Are you interested in the Waldorf educational model, but aren't quite sure what to look for in a Waldorf subscription box? There are hundreds of subscription boxes out there, but not many of them truly align with Waldorf educational priorities. In this blog, we'll help you learn a bit more about the focus of Waldorf. You'll see how the central points of a Waldorf education can be incorporated into a fun and engaging subscription box for your child.
At Kids Art Box, our subscription boxes fit in with a variety of educational models, including Waldorf. We are dedicated to giving kids the opportunity to use their imaginations, express their feelings, and practice skills in a no-pressure environment.
The Waldorf education model was designed in the early 1900s by Rudolf Steiner. He was a writer and philosopher. When he visited the Waldorf Astoria cigarette factory in Germany in 1919, he encouraged the workers to refresh their society and cultural values. To that end, the owner of the factory asked Steiner to start a school for the children of the factory's employees. That school opened just a few months later. There are now more than 250 Waldorf schools in North America.
The overarching goal of a Waldorf education is to balance a child's learning between the head, heart, and hands. Instead of focusing on worksheets and grades, children are invited to experience learning. Children learn by practicing purposeful, real-life activities—cooking, gardening, handwork. They're encouraged to be creative, make full use of their senses, and express themselves in several ways. In addition to traditional academics, there's an emphasis on music, art, theater, and literature.
One key to a Waldorf education is childhood developmental stages. Each child is encouraged to learn at their own pace. Teachers provide children with the time and support they need to master a skill. There are three developmental stages:
Creative arts are a central component to the Waldorf philosophy. Teachers will frequently use art, along with music and dance, to enrich learning. In fact, children don't use textbooks. Instead, they create their own lesson books with illustrations, detailed hand-drawn maps, calligraphy, geometric shapes, and more.
Children draw, paint, and sculpt. They're also encouraged to practice handwork.

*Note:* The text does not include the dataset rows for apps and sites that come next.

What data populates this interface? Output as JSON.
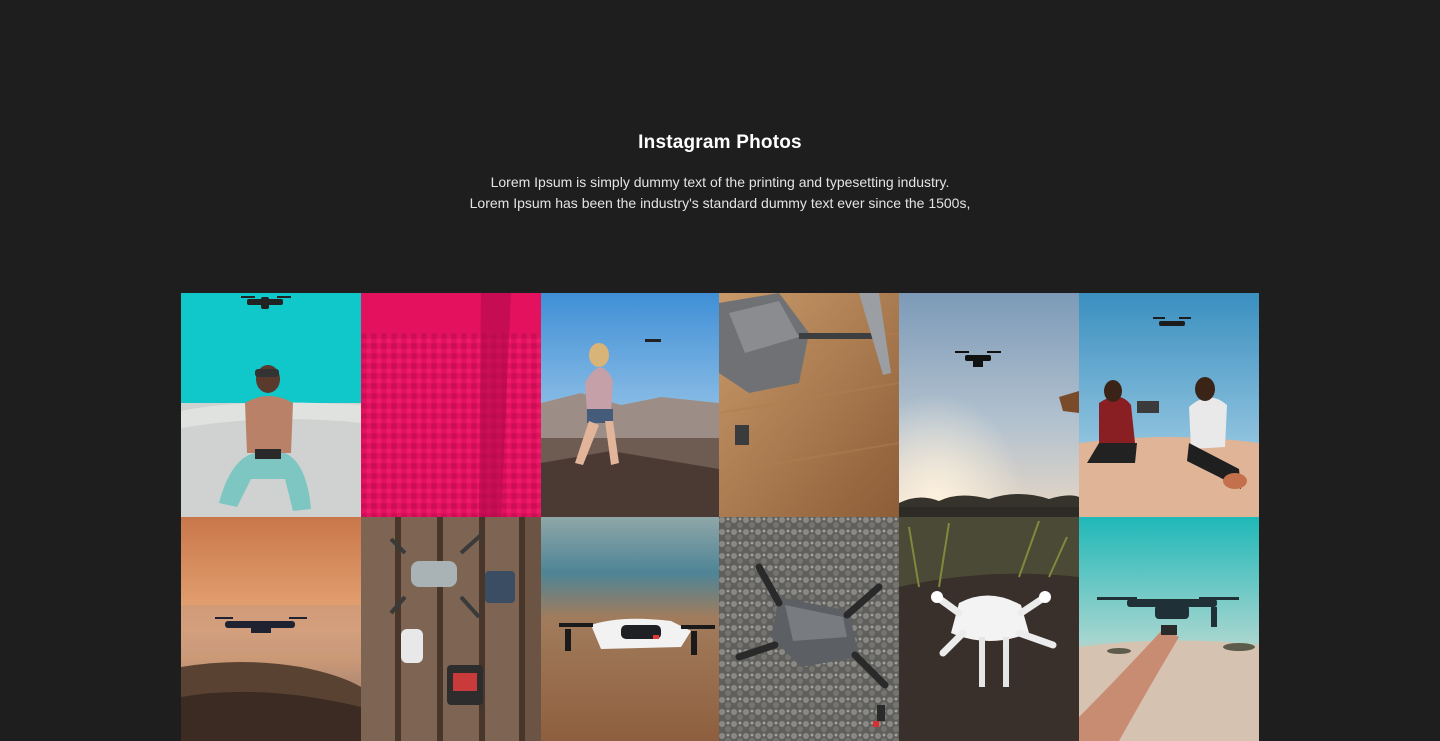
{
  "section": {
    "title": "Instagram Photos",
    "description_line1": "Lorem Ipsum is simply dummy text of the printing and typesetting industry.",
    "description_line2": "Lorem Ipsum has been the industry's standard dummy text ever since the 1500s,"
  },
  "gallery": {
    "photos": [
      {
        "icon": "drone-photo-man-sitting-desert-teal-sky"
      },
      {
        "icon": "pink-textured-photo"
      },
      {
        "icon": "drone-photo-woman-on-rocks-blue-sky"
      },
      {
        "icon": "drone-closeup-wooden-floor"
      },
      {
        "icon": "drone-silhouette-dusk-sky"
      },
      {
        "icon": "drone-photo-two-women-desert"
      },
      {
        "icon": "drone-over-sea-sunset"
      },
      {
        "icon": "drones-on-wooden-planks"
      },
      {
        "icon": "white-drone-over-beach"
      },
      {
        "icon": "drone-on-gravel"
      },
      {
        "icon": "white-drone-on-dirt"
      },
      {
        "icon": "hand-holding-drone-desert"
      }
    ]
  }
}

This includes activities like knitting, crocheting, candle making, sewing, and other activities in which children use their hands to create something.
Art is beneficial to children in so many ways. It helps them:
For parents looking to supplement a Waldorf education at home, Kids Art Box is the perfect choice. All three of our kids' subscription boxes support Waldorf priorities and goals. Each art project is aimed at developing a child's head, heart, and hands.
Every Kids Art Box activity starts with a blank slate and a whole bunch of high-quality art supplies. From there, kids are invited to follow a set of broad instructions that teach them art techniques without impeding their creative freedom. These projects aren't focused on the end result looking perfect; they're focused on the creative experience and process of making art.
Develops Fine Motor Skills
During the first stage of development in a Waldorf education, kids learn how to use their bodies. Toddlers, preschoolers, and elementary students are constantly developing fine motor skills and learning to control the small, precise movements of their hands. These skills don't occur overnight, though. Kids have to practice.
Kids Art Box provides fun and engaging fine motor practice. We incorporate several fine motor activities into every box. Beading a string, peeling small stickers, working with clay, cutting with scissors, and painting with pipettes are just a few examples!
Provides an Avenue for Expressing Feelings
In the Waldorf philosophy, teachers and parents focus on the emotional growth of little ones, teaching them how to express their feelings and inviting them to do so whenever they can. Art is an important part of this process.
Sometimes, young children don't even have the vocabulary they need to express their feelings, but they can communicate their feelings through art. Kids Art Box provides the perfect avenue for this. As they play with colors, experiment with materials, and create stories with their art, children are expressing their emotions.
Projects Can Be Easily Adapted to Fit the Child's Developmental Stage
Children following a Waldorf educational model are allowed to learn new information and practice new skills at their own pace. There's no pressure to perform or rigorous requirements to meet. The Waldorf subscription box you choose should follow this line of thinking, too. The activities in some subscription boxes may be way too difficult for your little one, requiring you to do most of the activity and leaving your child frustrated and bored.
At Kids Art Box, we have three subscription boxes that are each specially curated to fit a specific age range. The Mommy and Me Art Box is geared toward children ages 3-6. The Daddy and Me Art Box is for kids 4-7 years old. The My Artist Box is for older children, ages 6-12. Each box is also kid-tested to make sure the activities are fun, engaging, and age-appropriate.
Each project is also easily adaptable for whatever developmental stage your child may be in at the time. There's no pressure to make the final piece look a certain way. We simply want children to have fun, use their imagination, and make meaningful connections with the caring adults in their lives.
Are you ready to give your child a creative boost? Kids Art Box is the perfect Waldorf subscription box to support your child's education. Signing up is easy. Just select your child's age and order your art box today!